__Task brief__:
Every entry, start to finish, should be printed verbatim without pictures.

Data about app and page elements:
========================

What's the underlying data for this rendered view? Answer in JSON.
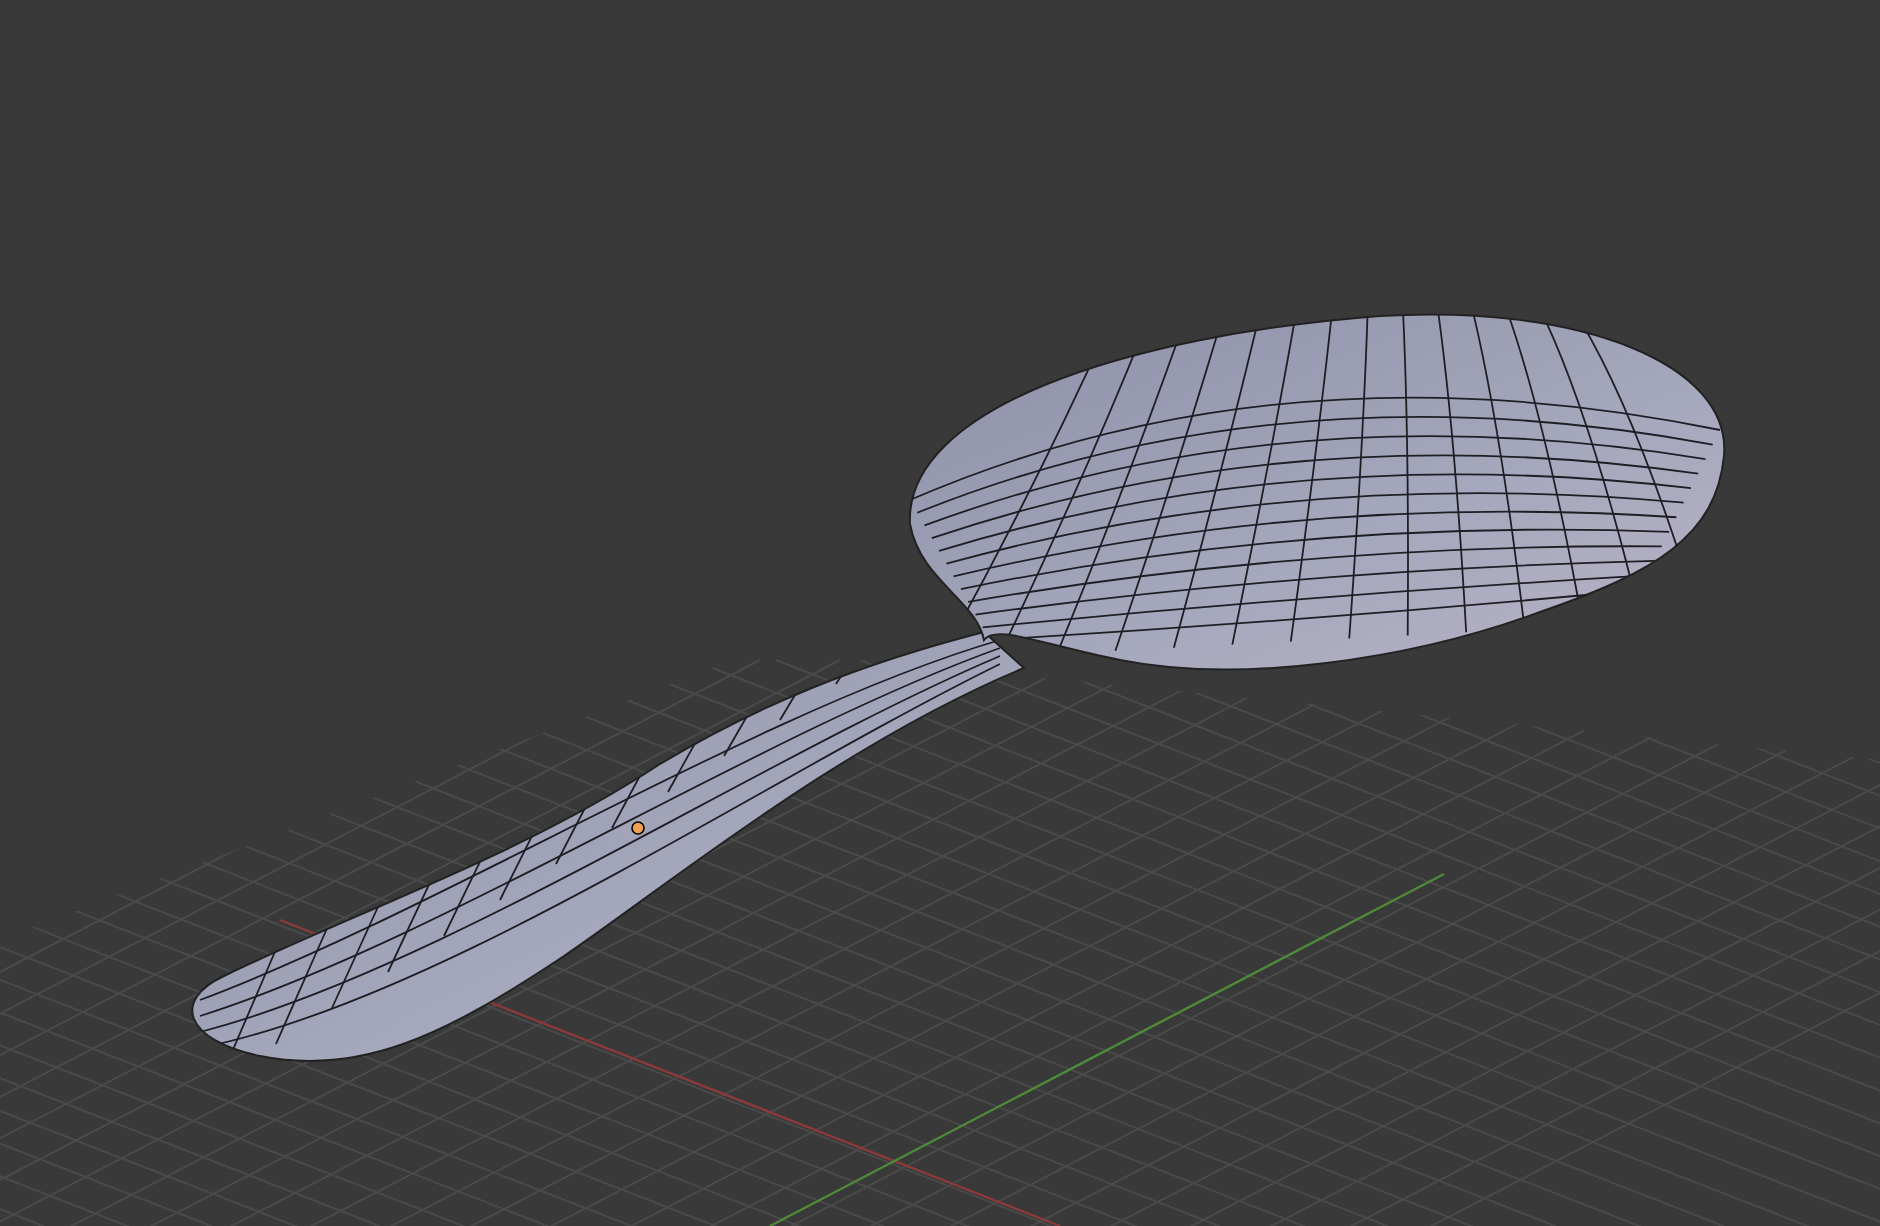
{
  "viewport": {
    "object": {
      "selected": true
    }
  }
}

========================

__Output__:
What's the underlying data for this rendered view? Answer in JSON.
{
  "viewport": {
    "object": {
      "selected": true
    }
  }
}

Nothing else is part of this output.